Tuesday, November 1, 2011

Cooperative Efforts to Reduce Sea Turtle Bycatch

My research is made possible through many partnerships - as is typically the case when working with long-lived and migrating animals like sea turtles.  One group I partner with is Grupo Tortuguero, a community-based conservation and research program based in La Paz, Baja California Sur, Mexico.  While green sea turtles (Chelonia mydas) is one species common to the Pacific waters off of Baja's coast, another species of sea turtles is even more common to see - the loggerhead turtle (Caretta caretta).  The loggerhead turtles in the Pacific Ocean feed off the the Mexican coast, where they eat pelagic red crabs, and other benthic (bottom dwelling) invertebrates.  Yet these loggerheads do not nest along the Mexican coast, instead, most of them come all the way across the Pacific Ocean from their nesting grounds in Japan!

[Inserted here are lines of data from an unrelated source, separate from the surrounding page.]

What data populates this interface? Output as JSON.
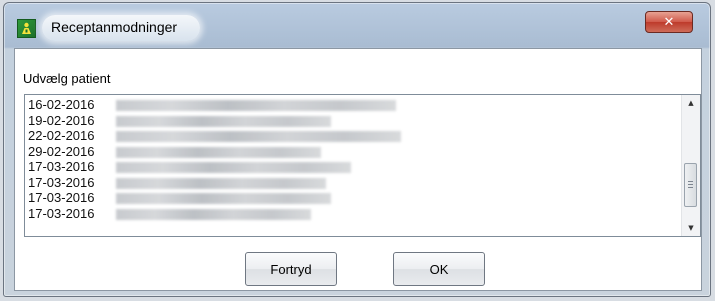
{
  "window": {
    "title": "Receptanmodninger",
    "close_symbol": "✕"
  },
  "section": {
    "label": "Udvælg patient"
  },
  "patient_list": {
    "rows": [
      {
        "date": "16-02-2016",
        "name_redacted": true
      },
      {
        "date": "19-02-2016",
        "name_redacted": true
      },
      {
        "date": "22-02-2016",
        "name_redacted": true
      },
      {
        "date": "29-02-2016",
        "name_redacted": true
      },
      {
        "date": "17-03-2016",
        "name_redacted": true
      },
      {
        "date": "17-03-2016",
        "name_redacted": true
      },
      {
        "date": "17-03-2016",
        "name_redacted": true
      },
      {
        "date": "17-03-2016",
        "name_redacted": true
      }
    ]
  },
  "buttons": {
    "cancel_label": "Fortryd",
    "ok_label": "OK"
  },
  "icons": {
    "app": "app-logo-icon",
    "close": "close-icon",
    "scroll_up": "scroll-up-arrow-icon",
    "scroll_down": "scroll-down-arrow-icon"
  },
  "colors": {
    "close_button": "#c9473a",
    "app_icon": "#2f9b3c"
  }
}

Grupo Tortuguero has collaborated with fishermen in Mexico, as well as fishermen in Japan, to help find creative ways to reduce the number of marine turtles captured in their fishing nets and lines.  Finding a solution to this problem not only protects the turtles, but it can help the fishermen make more money, by not loosing fishing gear to tangled turtles, and by not wasting time having to remove turtles from their nets and lines. So this cooperative is a win-win for all parties involved.

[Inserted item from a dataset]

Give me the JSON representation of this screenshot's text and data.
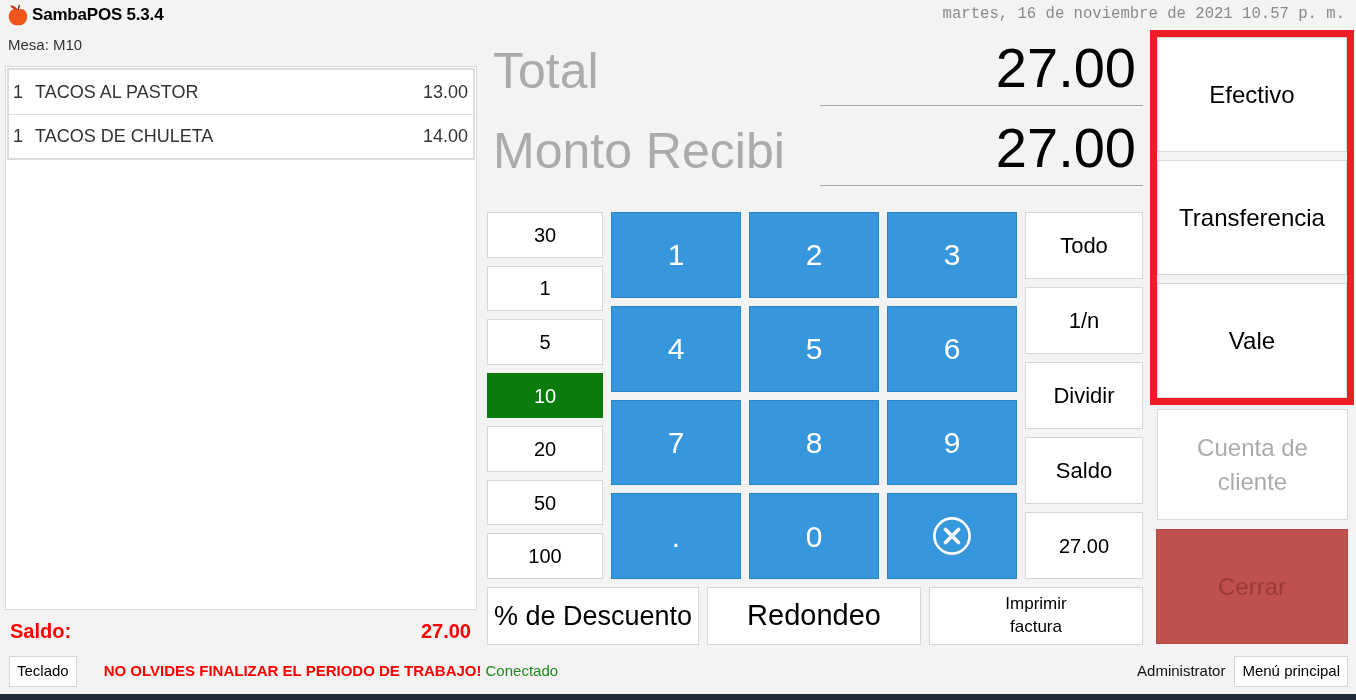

This short video shows a new turtle-release method being tested and demonstrated at a recent meeting in Japan.  (Note on the end - those surface lines appear to be in place for the sake of this test at the aquarium...)  Enjoy!